To the editor:
As the 2020 election campaign cycle revs up, I have been disappointed by the predictably strident and angry cries of “socialism” made by individuals who often have little idea as to what the term actually means. Strictly speaking, socialism implies that industries are owned and overseen by the community as a whole and not by stockholders and investors. With the exception of tax-exempt not-for-profit organizations, all for-profit industries in the U.S. are privately or publicly held by individuals or investors.
What the state and federal government does is regulate how these industries work to ensure that they serve the greater good and not merely the small number of majority investors.
There are a number of examples throughout history whereby the state and federal governments stepped in to regulate private and public industry to benefit the public at large:
• Henry Ford, John D. Rockefeller and Andrew Carnegie hatched the idea of health-care insurance when their labor forces were decimated during the influenza pandemic of 1918 that killed 50 to 100-million people worldwide and a large number of young able-bodied American workers. This provides a safety net for both employers and employees.
• Franklin Roosevelt brought the idea of social security from Germany to the United States in the 1930s when there was a significant spike in malnutrition and suicide during the Great Depression among working Americans as a safety net for retirees.
• Lyndon Johnson and Wilbur Mills introduced Medicare and Medicaid in the 1960s because almost 75 percent of retired Americans died in poverty due to the crippling costs of health care later in life.
• Both the president and Congress would like to regulate the pharmaceutical industry so that Americans stop paying 200-400 percent more than other countries for the same medications.
• Many members of Congress would like to ensure that young people have access to at least a free vocational education so that they can earn a living wage, contribute to our communities and our economy and avoid going onto welfare rolls.
Let’s go into the 2020 election season with thoughtful ideas of how best to regulate industry, whether it be health care, pharmaceuticals or gun safety, and not slide into the angry and fearful rhetoric of “socialism.” Elections should be about coming together to exercise our system of democracy and not alienating each other through the use of inflammatory sound bites served to us on cable news networks.

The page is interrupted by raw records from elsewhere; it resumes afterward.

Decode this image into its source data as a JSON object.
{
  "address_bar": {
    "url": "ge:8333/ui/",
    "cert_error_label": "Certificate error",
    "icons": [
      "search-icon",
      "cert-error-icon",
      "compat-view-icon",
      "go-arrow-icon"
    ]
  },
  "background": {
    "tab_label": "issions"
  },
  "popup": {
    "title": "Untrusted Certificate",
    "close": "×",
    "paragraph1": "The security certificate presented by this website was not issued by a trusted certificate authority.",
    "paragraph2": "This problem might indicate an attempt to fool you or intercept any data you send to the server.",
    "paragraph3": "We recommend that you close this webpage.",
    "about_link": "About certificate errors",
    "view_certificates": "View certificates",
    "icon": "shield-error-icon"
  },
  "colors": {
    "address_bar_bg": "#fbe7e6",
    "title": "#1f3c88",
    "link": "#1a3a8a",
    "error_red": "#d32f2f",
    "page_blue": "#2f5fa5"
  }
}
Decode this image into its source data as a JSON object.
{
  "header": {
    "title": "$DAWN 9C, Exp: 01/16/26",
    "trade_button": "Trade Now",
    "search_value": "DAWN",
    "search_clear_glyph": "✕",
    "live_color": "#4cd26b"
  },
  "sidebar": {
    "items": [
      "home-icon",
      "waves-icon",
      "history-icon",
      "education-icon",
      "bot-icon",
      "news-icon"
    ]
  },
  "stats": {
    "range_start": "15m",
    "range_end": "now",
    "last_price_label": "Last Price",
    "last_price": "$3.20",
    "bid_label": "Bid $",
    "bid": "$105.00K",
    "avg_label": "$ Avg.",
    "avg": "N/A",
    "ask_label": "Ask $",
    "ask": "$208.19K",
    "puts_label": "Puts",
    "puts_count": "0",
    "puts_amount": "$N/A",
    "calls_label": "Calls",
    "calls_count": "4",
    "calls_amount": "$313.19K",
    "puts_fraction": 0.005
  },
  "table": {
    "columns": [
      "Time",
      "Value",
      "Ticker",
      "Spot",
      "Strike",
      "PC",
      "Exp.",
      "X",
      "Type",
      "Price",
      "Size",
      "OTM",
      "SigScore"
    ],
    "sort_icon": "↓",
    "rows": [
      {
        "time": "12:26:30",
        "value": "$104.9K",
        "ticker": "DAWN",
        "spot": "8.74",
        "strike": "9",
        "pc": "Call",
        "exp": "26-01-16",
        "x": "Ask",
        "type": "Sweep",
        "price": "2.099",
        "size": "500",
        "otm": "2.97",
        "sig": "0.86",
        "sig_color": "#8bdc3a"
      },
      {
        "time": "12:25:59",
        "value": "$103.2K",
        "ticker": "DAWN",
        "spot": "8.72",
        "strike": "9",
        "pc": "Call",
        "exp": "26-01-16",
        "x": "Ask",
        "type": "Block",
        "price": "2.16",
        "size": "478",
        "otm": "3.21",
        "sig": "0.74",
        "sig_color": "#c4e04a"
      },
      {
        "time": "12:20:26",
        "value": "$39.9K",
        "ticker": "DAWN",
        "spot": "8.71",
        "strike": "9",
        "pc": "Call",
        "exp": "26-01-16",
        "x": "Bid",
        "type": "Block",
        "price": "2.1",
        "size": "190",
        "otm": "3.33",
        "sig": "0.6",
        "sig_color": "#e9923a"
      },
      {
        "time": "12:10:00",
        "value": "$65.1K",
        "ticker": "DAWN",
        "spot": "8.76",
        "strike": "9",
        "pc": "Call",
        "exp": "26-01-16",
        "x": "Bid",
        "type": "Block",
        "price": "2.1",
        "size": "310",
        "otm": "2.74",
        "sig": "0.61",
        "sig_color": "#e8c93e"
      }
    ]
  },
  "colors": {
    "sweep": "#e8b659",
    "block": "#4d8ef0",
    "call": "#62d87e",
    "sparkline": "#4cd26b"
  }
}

We all want a nation under our Constitution that balances individual rights with collective needs and there are legitimate differences of opinion over where to draw the line. That is an important conversation worth having as we seek individuals to represent us in Concord and beyond.
Jon Burroughs, M.D., MBA